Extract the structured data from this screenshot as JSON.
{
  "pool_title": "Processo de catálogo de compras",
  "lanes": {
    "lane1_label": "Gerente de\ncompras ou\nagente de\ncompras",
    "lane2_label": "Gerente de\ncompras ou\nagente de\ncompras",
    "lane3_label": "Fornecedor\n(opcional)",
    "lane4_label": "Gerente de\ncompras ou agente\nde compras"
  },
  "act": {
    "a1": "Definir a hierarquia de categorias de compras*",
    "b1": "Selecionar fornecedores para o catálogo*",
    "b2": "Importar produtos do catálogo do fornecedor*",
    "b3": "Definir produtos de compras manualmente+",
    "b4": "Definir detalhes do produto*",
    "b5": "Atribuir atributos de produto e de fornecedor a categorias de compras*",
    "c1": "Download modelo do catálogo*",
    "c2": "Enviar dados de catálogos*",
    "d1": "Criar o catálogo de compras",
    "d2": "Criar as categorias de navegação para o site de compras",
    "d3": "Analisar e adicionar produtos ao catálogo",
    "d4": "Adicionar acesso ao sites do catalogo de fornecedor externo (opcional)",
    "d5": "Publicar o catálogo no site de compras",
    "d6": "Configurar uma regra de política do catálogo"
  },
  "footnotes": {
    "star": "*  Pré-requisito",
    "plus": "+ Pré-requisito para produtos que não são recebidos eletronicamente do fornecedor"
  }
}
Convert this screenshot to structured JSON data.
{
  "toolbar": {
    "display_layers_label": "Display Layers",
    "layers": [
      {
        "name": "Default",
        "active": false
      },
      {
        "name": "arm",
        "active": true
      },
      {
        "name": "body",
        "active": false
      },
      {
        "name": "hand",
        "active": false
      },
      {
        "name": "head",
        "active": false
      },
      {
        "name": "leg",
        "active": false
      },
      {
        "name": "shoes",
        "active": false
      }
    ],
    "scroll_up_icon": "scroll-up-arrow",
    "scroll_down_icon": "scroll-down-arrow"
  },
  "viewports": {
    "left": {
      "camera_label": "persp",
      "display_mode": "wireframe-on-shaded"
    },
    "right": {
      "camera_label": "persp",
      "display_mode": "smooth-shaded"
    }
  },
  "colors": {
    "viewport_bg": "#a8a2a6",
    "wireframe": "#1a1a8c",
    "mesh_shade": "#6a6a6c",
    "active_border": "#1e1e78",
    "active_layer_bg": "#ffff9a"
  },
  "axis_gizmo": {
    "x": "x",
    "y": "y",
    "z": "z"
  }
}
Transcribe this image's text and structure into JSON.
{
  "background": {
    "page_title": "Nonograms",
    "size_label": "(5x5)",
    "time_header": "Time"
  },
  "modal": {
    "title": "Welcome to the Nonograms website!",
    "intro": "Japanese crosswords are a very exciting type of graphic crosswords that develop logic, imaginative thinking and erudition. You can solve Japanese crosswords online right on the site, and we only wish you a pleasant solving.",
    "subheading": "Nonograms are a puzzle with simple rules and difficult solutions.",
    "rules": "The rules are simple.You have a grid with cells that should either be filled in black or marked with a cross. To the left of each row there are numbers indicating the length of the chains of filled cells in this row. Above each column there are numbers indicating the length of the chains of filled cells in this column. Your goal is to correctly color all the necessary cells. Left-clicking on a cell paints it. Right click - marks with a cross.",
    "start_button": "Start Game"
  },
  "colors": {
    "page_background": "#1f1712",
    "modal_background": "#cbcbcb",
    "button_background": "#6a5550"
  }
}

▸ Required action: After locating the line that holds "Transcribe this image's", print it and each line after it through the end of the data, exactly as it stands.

▸ Answer space:
Transcribe this image's text and structure into JSON.
{
  "background": {
    "page_title": "Nonograms",
    "size_label": "(5x5)",
    "time_header": "Time"
  },
  "modal": {
    "title": "Welcome to the Nonograms website!",
    "intro": "Japanese crosswords are a very exciting type of graphic crosswords that develop logic, imaginative thinking and erudition. You can solve Japanese crosswords online right on the site, and we only wish you a pleasant solving.",
    "subheading": "Nonograms are a puzzle with simple rules and difficult solutions.",
    "rules": "The rules are simple.You have a grid with cells that should either be filled in black or marked with a cross. To the left of each row there are numbers indicating the length of the chains of filled cells in this row. Above each column there are numbers indicating the length of the chains of filled cells in this column. Your goal is to correctly color all the necessary cells. Left-clicking on a cell paints it. Right click - marks with a cross.",
    "start_button": "Start Game"
  },
  "colors": {
    "page_background": "#1f1712",
    "modal_background": "#cbcbcb",
    "button_background": "#6a5550"
  }
}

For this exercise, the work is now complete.